WITH rows of uniformed law enforcement officers ranked behind him, President Bill Clinton took to the White House Rose Garden yesterday to unveil proposals for an anti-crime bill imposing new limits on gun sales and putting 50,000 more police officers on American streets.

The initiative, which needs bi- partisan support in Congress, is Mr Clinton's attempt to live up to campaign promises to crack down on crime and deploy 100,000 more police officers.

Describing the measure as a 'major down-payment' on his campaign commitment, Mr Clinton declared that the 'first duty of any government is to try to keep its citizens safe'. He made repeated references to the risks faced by children on city blocks, in schools and even in public swimming pools.

Mr Clinton also plans to sign two executive orders, which require no congressional approval, to reinforce regulations covering gun shops and to introduce a ban on imports of foreign-made assault pistols. 'The efforts to keep handguns out of the hands of criminals cannot and should not wait for the passage of legislation,' he said.

The measures would entail a mandatory five-day waiting period for anyone attempting to buy firearms, allowing local authorities to complete background checks on all prospective purchasers.

The bill, which calls for dollars 3.4bn ( pounds 2.3bn) in extra funding, provides for 'boot camps' for teenage criminals, echoing an initiative he introduced as governor of Arkansas.

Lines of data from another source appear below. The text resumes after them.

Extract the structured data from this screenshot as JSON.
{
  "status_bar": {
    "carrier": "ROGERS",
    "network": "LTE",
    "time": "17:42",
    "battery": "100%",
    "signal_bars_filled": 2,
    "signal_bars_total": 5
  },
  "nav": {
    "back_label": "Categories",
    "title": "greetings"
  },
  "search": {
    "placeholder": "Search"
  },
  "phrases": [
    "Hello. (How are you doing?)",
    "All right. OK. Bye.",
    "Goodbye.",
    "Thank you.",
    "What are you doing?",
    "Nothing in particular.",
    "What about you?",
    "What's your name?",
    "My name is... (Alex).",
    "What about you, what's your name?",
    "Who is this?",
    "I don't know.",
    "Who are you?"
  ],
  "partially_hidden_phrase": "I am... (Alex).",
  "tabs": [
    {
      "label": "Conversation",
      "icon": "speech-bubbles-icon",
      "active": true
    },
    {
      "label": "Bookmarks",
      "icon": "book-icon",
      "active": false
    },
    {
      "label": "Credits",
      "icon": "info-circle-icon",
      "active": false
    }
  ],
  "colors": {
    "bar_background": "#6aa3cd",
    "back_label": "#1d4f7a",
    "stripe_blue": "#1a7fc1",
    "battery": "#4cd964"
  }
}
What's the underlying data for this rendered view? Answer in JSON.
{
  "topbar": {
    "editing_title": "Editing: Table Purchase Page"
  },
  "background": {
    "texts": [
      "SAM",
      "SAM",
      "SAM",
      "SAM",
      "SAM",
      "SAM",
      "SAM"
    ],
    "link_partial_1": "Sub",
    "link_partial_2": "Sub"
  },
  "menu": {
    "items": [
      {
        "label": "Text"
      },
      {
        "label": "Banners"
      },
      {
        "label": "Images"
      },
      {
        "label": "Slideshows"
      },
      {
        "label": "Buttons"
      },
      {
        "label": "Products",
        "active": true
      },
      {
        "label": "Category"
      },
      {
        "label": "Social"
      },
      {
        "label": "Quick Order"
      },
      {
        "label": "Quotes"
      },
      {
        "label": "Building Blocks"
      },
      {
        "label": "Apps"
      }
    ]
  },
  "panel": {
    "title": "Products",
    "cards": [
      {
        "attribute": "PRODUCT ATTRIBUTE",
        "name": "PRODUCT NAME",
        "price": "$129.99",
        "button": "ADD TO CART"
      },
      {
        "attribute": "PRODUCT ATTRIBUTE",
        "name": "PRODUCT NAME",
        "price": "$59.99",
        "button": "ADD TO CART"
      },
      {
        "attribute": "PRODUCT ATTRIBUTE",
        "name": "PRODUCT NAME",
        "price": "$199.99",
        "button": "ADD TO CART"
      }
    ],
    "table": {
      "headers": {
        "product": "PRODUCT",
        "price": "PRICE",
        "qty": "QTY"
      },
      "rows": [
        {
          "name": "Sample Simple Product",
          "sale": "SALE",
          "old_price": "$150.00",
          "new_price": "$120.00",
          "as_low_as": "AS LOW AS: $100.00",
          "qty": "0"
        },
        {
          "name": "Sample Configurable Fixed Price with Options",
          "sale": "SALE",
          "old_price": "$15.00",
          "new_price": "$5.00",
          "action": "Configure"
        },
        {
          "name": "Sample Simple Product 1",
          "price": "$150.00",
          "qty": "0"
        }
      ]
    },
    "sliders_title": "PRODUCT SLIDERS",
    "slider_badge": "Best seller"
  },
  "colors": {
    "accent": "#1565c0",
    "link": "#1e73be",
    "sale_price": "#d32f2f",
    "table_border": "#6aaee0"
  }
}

Mr Clinton is also seeking to expand the categories of federal crimes that can be punished by the death penalty.

Although public sentiment is strongly in favour of combating crime, any provisions limiting access to guns will always be controversial on Capitol Hill.